Crossing boundaries: CornellвЂ™s research ecosystem that is thriving
By Melanie Lefkowitz |
Bauerle, associate teacher of horticulture into the university of Agriculture and Life SciencesвЂ™ class of Integrative Plant Science (SIPS), studies how root systems respond to thirst. ItвЂ™s an area that is critical of: Better understanding origins can help breed new drought-resistant plants, that are sorely necessary to meet up with the worldwide challenges of weather modification, meals shortages and populace development.
But searching in to the ground to see or watch roots inevitably disrupts their environment, unsettling microorganisms and fungi, as well as dangers cutting in to the origins by themselves.
For many years, Bauerle attempted to work round the restrictions of existing tools. This past year, while brainstorming with Johannes Lehmann, teacher of soil sciences in SIPS, she possessed a various concept. вЂњWe quickly realized we required a brand new approach,вЂќ she says, вЂњand then we thought: why don’t you utilize biomimicry to produce newer and more effective tools?вЂќ
Bauerle, appropriate, with Robert Shepherd, connect teacher of technical and engineering that is aerospace in Upson Hall.
The group, which now includes scientists in SIPS together with university of Engineering, is developing earthworm-shaped robots that can burrow in to the soil with just minimal disruption.

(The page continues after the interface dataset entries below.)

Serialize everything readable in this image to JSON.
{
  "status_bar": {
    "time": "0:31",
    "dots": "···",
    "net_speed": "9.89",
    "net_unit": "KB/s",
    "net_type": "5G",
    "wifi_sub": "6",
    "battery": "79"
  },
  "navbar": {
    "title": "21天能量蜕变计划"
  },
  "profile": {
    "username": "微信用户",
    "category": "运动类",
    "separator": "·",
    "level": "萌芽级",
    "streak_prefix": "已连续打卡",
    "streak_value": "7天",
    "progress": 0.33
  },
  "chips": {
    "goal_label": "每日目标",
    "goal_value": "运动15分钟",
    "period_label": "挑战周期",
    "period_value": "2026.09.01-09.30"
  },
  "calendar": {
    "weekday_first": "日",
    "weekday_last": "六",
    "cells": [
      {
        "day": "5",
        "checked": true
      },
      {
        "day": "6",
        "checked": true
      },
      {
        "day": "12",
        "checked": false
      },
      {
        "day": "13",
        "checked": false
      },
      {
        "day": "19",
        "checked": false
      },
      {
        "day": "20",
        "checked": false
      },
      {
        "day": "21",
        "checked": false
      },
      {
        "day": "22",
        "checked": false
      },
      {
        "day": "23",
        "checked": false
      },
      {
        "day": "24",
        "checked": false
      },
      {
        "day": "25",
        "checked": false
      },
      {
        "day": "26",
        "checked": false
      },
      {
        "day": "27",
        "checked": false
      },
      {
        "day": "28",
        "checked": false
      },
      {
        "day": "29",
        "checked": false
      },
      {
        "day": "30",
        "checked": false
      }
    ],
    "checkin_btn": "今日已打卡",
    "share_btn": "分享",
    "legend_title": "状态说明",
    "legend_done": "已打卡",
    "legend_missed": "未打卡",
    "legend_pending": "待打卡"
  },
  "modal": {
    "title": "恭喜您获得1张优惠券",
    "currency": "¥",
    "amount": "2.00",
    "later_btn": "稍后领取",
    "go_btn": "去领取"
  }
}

Leer más Acerca deCornell Chronicle. Crossing boundaries: CornellвЂ™s thriving research ecosystem …